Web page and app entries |

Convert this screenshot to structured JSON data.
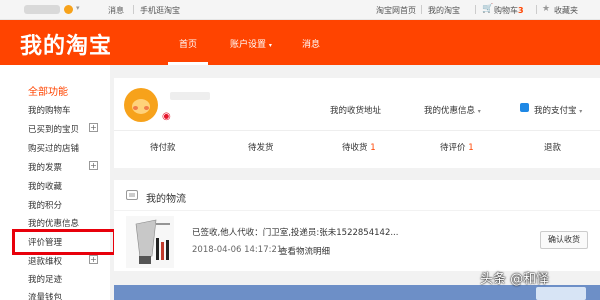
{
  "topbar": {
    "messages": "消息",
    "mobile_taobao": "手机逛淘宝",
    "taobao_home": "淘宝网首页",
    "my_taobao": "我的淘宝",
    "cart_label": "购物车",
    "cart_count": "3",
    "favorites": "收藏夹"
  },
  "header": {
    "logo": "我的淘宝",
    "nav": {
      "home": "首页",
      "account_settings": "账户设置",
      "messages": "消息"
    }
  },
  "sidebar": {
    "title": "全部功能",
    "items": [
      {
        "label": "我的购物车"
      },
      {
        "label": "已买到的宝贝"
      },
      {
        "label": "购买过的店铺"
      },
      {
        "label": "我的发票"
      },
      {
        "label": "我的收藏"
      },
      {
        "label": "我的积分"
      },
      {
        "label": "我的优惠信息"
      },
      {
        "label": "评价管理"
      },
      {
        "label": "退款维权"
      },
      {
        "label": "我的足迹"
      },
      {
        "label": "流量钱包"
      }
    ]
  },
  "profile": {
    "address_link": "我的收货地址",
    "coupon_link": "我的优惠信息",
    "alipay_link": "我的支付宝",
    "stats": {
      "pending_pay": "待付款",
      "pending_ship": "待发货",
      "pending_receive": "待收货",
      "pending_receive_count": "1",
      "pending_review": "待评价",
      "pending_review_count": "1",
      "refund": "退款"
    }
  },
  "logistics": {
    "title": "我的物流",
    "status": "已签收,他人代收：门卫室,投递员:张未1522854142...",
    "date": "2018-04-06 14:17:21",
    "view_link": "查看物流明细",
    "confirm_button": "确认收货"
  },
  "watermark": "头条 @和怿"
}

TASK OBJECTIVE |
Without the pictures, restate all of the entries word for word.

EXERCISE OUTPUT |
Convert this screenshot to structured JSON data.
{
  "topbar": {
    "messages": "消息",
    "mobile_taobao": "手机逛淘宝",
    "taobao_home": "淘宝网首页",
    "my_taobao": "我的淘宝",
    "cart_label": "购物车",
    "cart_count": "3",
    "favorites": "收藏夹"
  },
  "header": {
    "logo": "我的淘宝",
    "nav": {
      "home": "首页",
      "account_settings": "账户设置",
      "messages": "消息"
    }
  },
  "sidebar": {
    "title": "全部功能",
    "items": [
      {
        "label": "我的购物车"
      },
      {
        "label": "已买到的宝贝"
      },
      {
        "label": "购买过的店铺"
      },
      {
        "label": "我的发票"
      },
      {
        "label": "我的收藏"
      },
      {
        "label": "我的积分"
      },
      {
        "label": "我的优惠信息"
      },
      {
        "label": "评价管理"
      },
      {
        "label": "退款维权"
      },
      {
        "label": "我的足迹"
      },
      {
        "label": "流量钱包"
      }
    ]
  },
  "profile": {
    "address_link": "我的收货地址",
    "coupon_link": "我的优惠信息",
    "alipay_link": "我的支付宝",
    "stats": {
      "pending_pay": "待付款",
      "pending_ship": "待发货",
      "pending_receive": "待收货",
      "pending_receive_count": "1",
      "pending_review": "待评价",
      "pending_review_count": "1",
      "refund": "退款"
    }
  },
  "logistics": {
    "title": "我的物流",
    "status": "已签收,他人代收：门卫室,投递员:张未1522854142...",
    "date": "2018-04-06 14:17:21",
    "view_link": "查看物流明细",
    "confirm_button": "确认收货"
  },
  "watermark": "头条 @和怿"
}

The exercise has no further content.